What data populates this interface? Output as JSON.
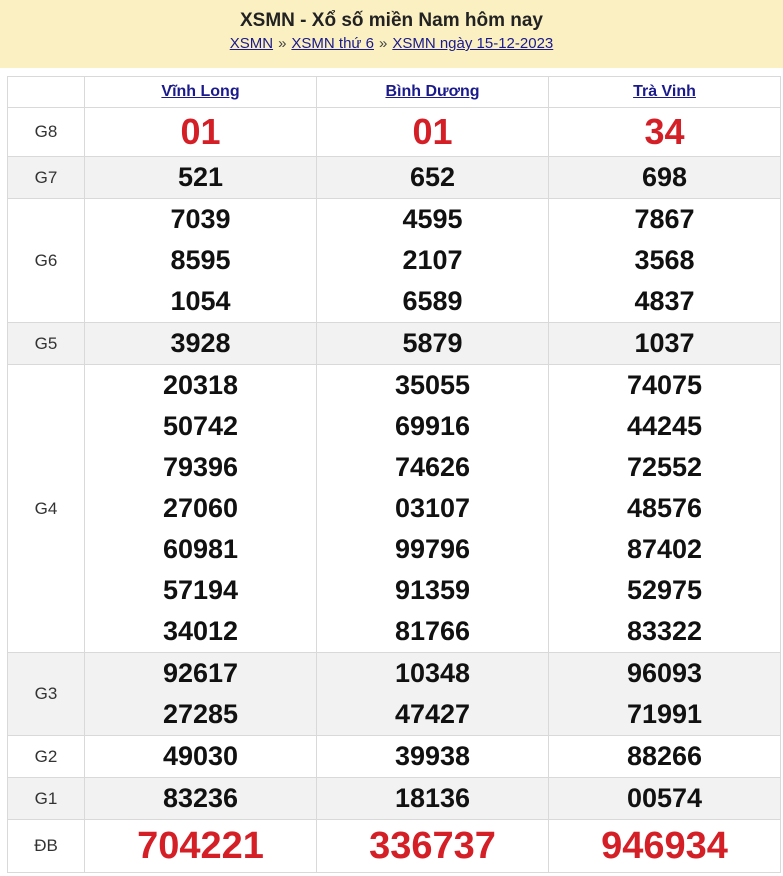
{
  "header": {
    "title": "XSMN - Xổ số miền Nam hôm nay",
    "crumbs": [
      "XSMN",
      "XSMN thứ 6",
      "XSMN ngày 15-12-2023"
    ],
    "separator": "»"
  },
  "provinces": [
    "Vĩnh Long",
    "Bình Dương",
    "Trà Vinh"
  ],
  "prizes": [
    {
      "label": "G8",
      "cols": [
        [
          "01"
        ],
        [
          "01"
        ],
        [
          "34"
        ]
      ]
    },
    {
      "label": "G7",
      "cols": [
        [
          "521"
        ],
        [
          "652"
        ],
        [
          "698"
        ]
      ]
    },
    {
      "label": "G6",
      "cols": [
        [
          "7039",
          "8595",
          "1054"
        ],
        [
          "4595",
          "2107",
          "6589"
        ],
        [
          "7867",
          "3568",
          "4837"
        ]
      ]
    },
    {
      "label": "G5",
      "cols": [
        [
          "3928"
        ],
        [
          "5879"
        ],
        [
          "1037"
        ]
      ]
    },
    {
      "label": "G4",
      "cols": [
        [
          "20318",
          "50742",
          "79396",
          "27060",
          "60981",
          "57194",
          "34012"
        ],
        [
          "35055",
          "69916",
          "74626",
          "03107",
          "99796",
          "91359",
          "81766"
        ],
        [
          "74075",
          "44245",
          "72552",
          "48576",
          "87402",
          "52975",
          "83322"
        ]
      ]
    },
    {
      "label": "G3",
      "cols": [
        [
          "92617",
          "27285"
        ],
        [
          "10348",
          "47427"
        ],
        [
          "96093",
          "71991"
        ]
      ]
    },
    {
      "label": "G2",
      "cols": [
        [
          "49030"
        ],
        [
          "39938"
        ],
        [
          "88266"
        ]
      ]
    },
    {
      "label": "G1",
      "cols": [
        [
          "83236"
        ],
        [
          "18136"
        ],
        [
          "00574"
        ]
      ]
    },
    {
      "label": "ĐB",
      "cols": [
        [
          "704221"
        ],
        [
          "336737"
        ],
        [
          "946934"
        ]
      ]
    }
  ],
  "colors": {
    "header_bg": "#fbf0c2",
    "special": "#d41f27",
    "link": "#1a1a8c",
    "alt_row": "#f2f2f2"
  }
}
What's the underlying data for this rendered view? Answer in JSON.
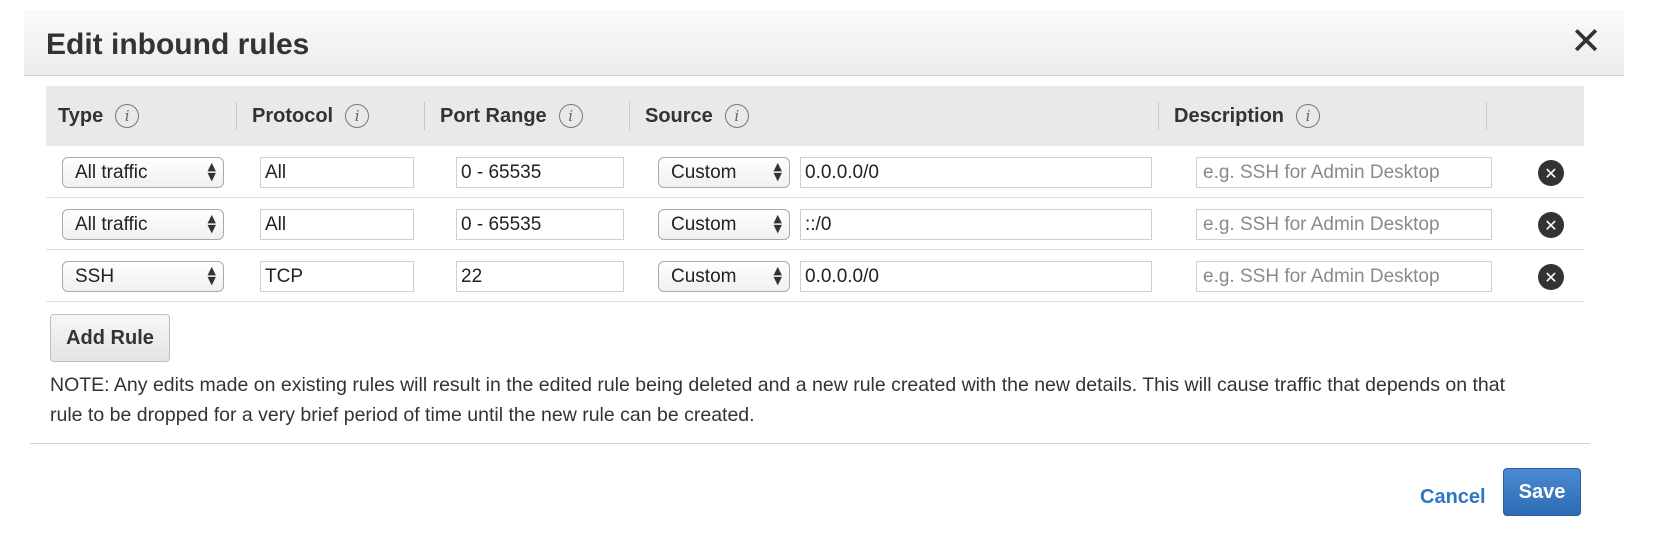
{
  "dialog": {
    "title": "Edit inbound rules",
    "close_glyph": "✕"
  },
  "table": {
    "headers": [
      "Type",
      "Protocol",
      "Port Range",
      "Source",
      "Description"
    ],
    "info_glyph": "i",
    "rows": [
      {
        "type": "All traffic",
        "protocol": "All",
        "port_range": "0 - 65535",
        "source_type": "Custom",
        "source": "0.0.0.0/0",
        "description_placeholder": "e.g. SSH for Admin Desktop"
      },
      {
        "type": "All traffic",
        "protocol": "All",
        "port_range": "0 - 65535",
        "source_type": "Custom",
        "source": "::/0",
        "description_placeholder": "e.g. SSH for Admin Desktop"
      },
      {
        "type": "SSH",
        "protocol": "TCP",
        "port_range": "22",
        "source_type": "Custom",
        "source": "0.0.0.0/0",
        "description_placeholder": "e.g. SSH for Admin Desktop"
      }
    ],
    "remove_glyph": "✕",
    "select_arrows": "▲▼"
  },
  "actions": {
    "add_rule_label": "Add Rule",
    "cancel_label": "Cancel",
    "save_label": "Save"
  },
  "note": "NOTE: Any edits made on existing rules will result in the edited rule being deleted and a new rule created with the new details. This will cause traffic that depends on that rule to be dropped for a very brief period of time until the new rule can be created.",
  "colors": {
    "accent": "#2e6bb5",
    "link": "#2d77c2",
    "header_bg": "#e9e9e9"
  }
}
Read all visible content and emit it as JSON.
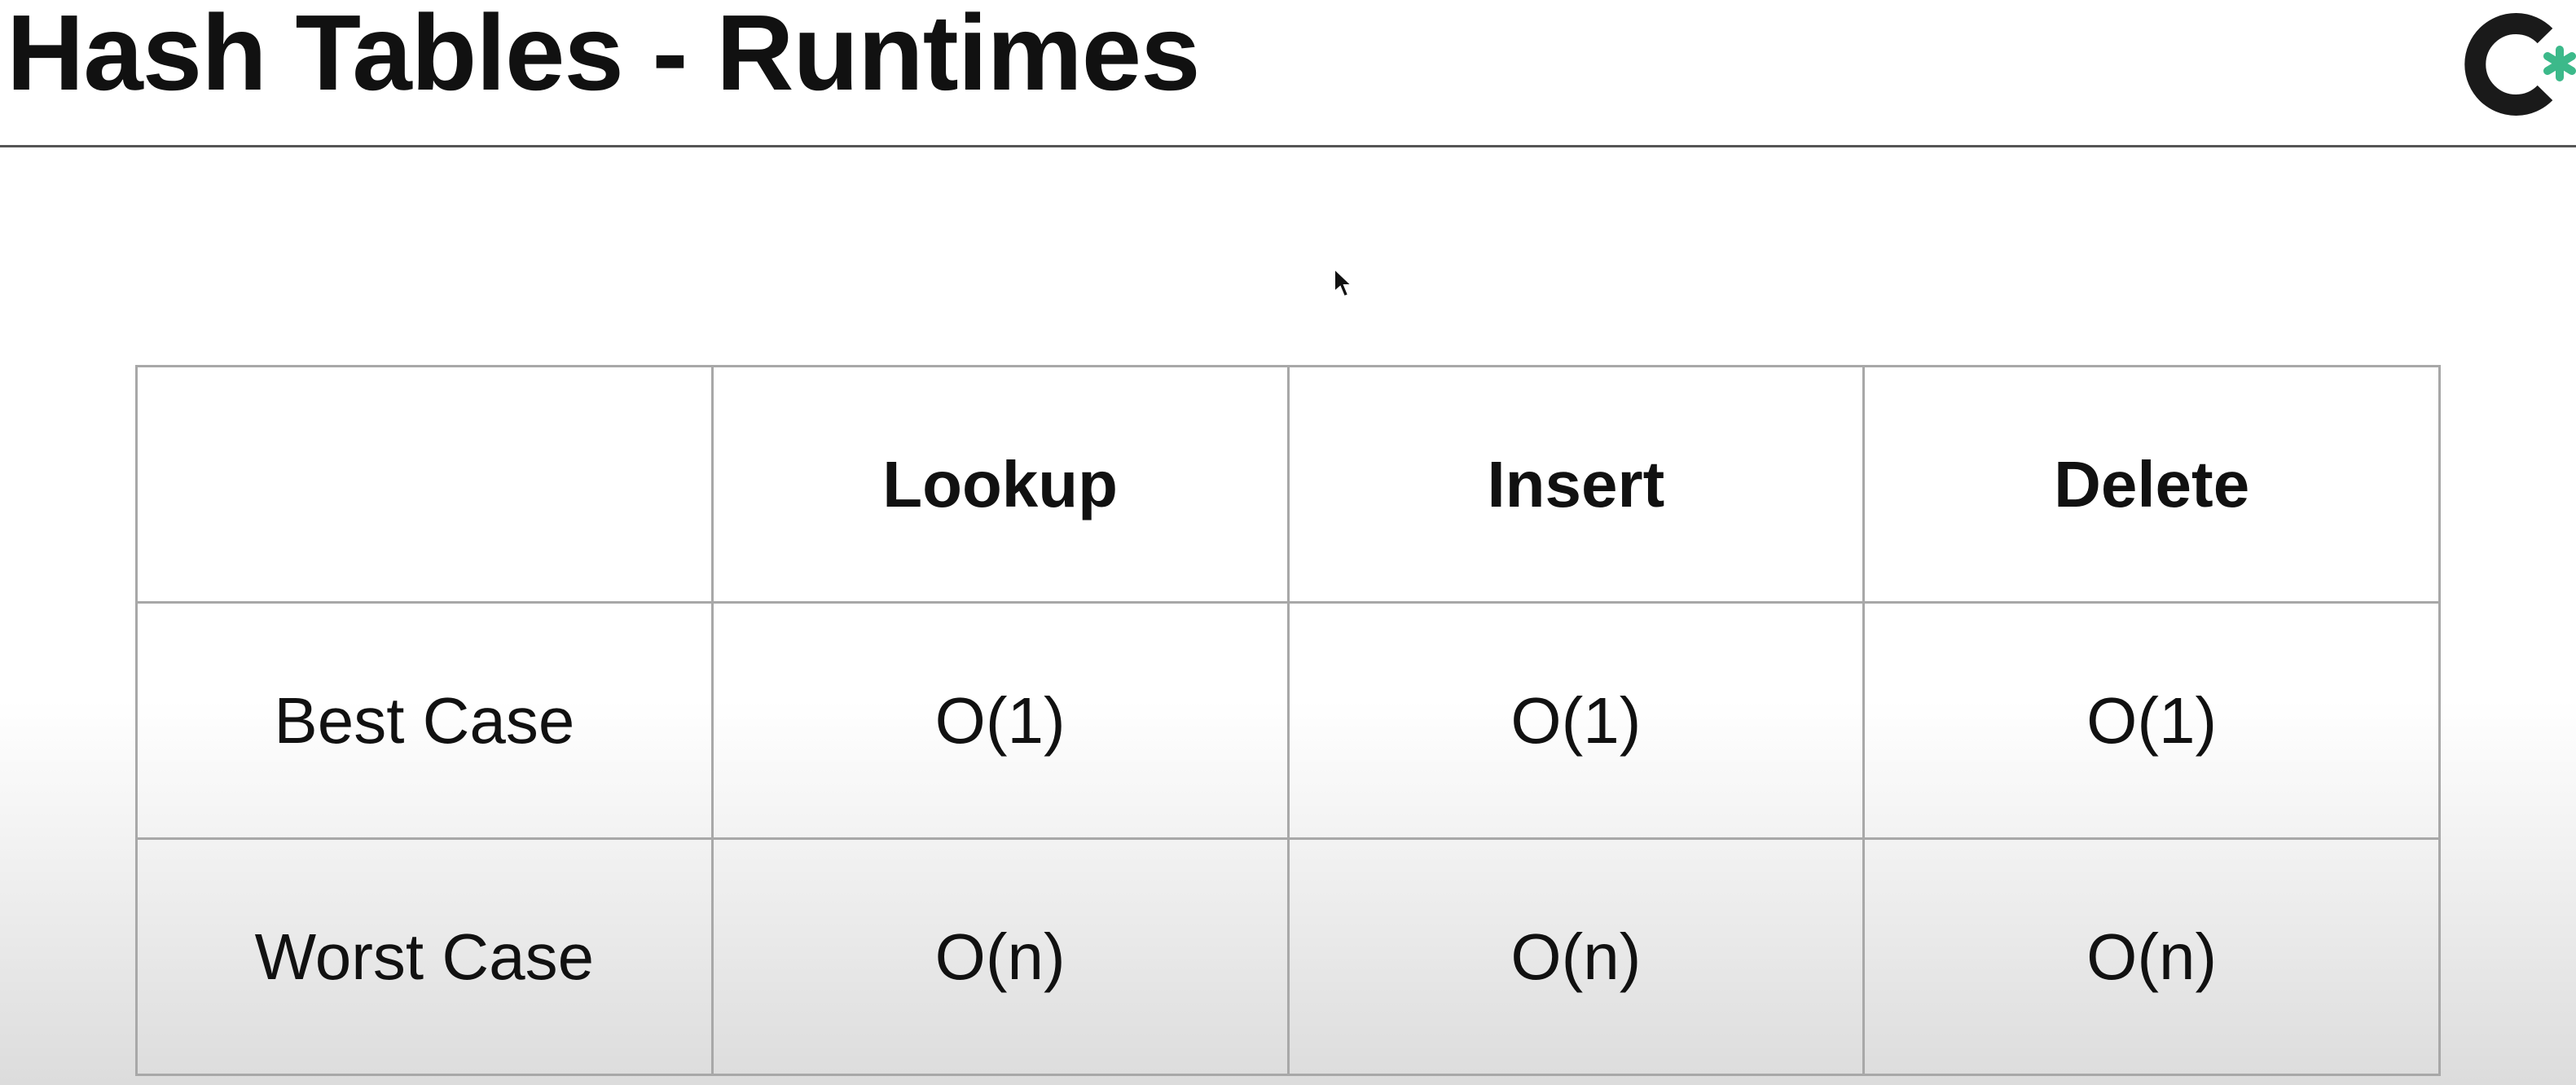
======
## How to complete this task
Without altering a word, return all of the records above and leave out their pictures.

## Result below
What data populates this interface? Output as JSON.
{
  "header": {
    "title": "XSMN - Xổ số miền Nam hôm nay",
    "crumbs": [
      "XSMN",
      "XSMN thứ 6",
      "XSMN ngày 15-12-2023"
    ],
    "separator": "»"
  },
  "provinces": [
    "Vĩnh Long",
    "Bình Dương",
    "Trà Vinh"
  ],
  "prizes": [
    {
      "label": "G8",
      "cols": [
        [
          "01"
        ],
        [
          "01"
        ],
        [
          "34"
        ]
      ]
    },
    {
      "label": "G7",
      "cols": [
        [
          "521"
        ],
        [
          "652"
        ],
        [
          "698"
        ]
      ]
    },
    {
      "label": "G6",
      "cols": [
        [
          "7039",
          "8595",
          "1054"
        ],
        [
          "4595",
          "2107",
          "6589"
        ],
        [
          "7867",
          "3568",
          "4837"
        ]
      ]
    },
    {
      "label": "G5",
      "cols": [
        [
          "3928"
        ],
        [
          "5879"
        ],
        [
          "1037"
        ]
      ]
    },
    {
      "label": "G4",
      "cols": [
        [
          "20318",
          "50742",
          "79396",
          "27060",
          "60981",
          "57194",
          "34012"
        ],
        [
          "35055",
          "69916",
          "74626",
          "03107",
          "99796",
          "91359",
          "81766"
        ],
        [
          "74075",
          "44245",
          "72552",
          "48576",
          "87402",
          "52975",
          "83322"
        ]
      ]
    },
    {
      "label": "G3",
      "cols": [
        [
          "92617",
          "27285"
        ],
        [
          "10348",
          "47427"
        ],
        [
          "96093",
          "71991"
        ]
      ]
    },
    {
      "label": "G2",
      "cols": [
        [
          "49030"
        ],
        [
          "39938"
        ],
        [
          "88266"
        ]
      ]
    },
    {
      "label": "G1",
      "cols": [
        [
          "83236"
        ],
        [
          "18136"
        ],
        [
          "00574"
        ]
      ]
    },
    {
      "label": "ĐB",
      "cols": [
        [
          "704221"
        ],
        [
          "336737"
        ],
        [
          "946934"
        ]
      ]
    }
  ],
  "colors": {
    "header_bg": "#fbf0c2",
    "special": "#d41f27",
    "link": "#1a1a8c",
    "alt_row": "#f2f2f2"
  }
}
What's the underlying data for this rendered view? Answer in JSON.
{
  "dialog": {
    "title": "Edit inbound rules",
    "close_glyph": "✕"
  },
  "table": {
    "headers": [
      "Type",
      "Protocol",
      "Port Range",
      "Source",
      "Description"
    ],
    "info_glyph": "i",
    "rows": [
      {
        "type": "All traffic",
        "protocol": "All",
        "port_range": "0 - 65535",
        "source_type": "Custom",
        "source": "0.0.0.0/0",
        "description_placeholder": "e.g. SSH for Admin Desktop"
      },
      {
        "type": "All traffic",
        "protocol": "All",
        "port_range": "0 - 65535",
        "source_type": "Custom",
        "source": "::/0",
        "description_placeholder": "e.g. SSH for Admin Desktop"
      },
      {
        "type": "SSH",
        "protocol": "TCP",
        "port_range": "22",
        "source_type": "Custom",
        "source": "0.0.0.0/0",
        "description_placeholder": "e.g. SSH for Admin Desktop"
      }
    ],
    "remove_glyph": "✕",
    "select_arrows": "▲▼"
  },
  "actions": {
    "add_rule_label": "Add Rule",
    "cancel_label": "Cancel",
    "save_label": "Save"
  },
  "note": "NOTE: Any edits made on existing rules will result in the edited rule being deleted and a new rule created with the new details. This will cause traffic that depends on that rule to be dropped for a very brief period of time until the new rule can be created.",
  "colors": {
    "accent": "#2e6bb5",
    "link": "#2d77c2",
    "header_bg": "#e9e9e9"
  }
}
Read all visible content and emit it as JSON.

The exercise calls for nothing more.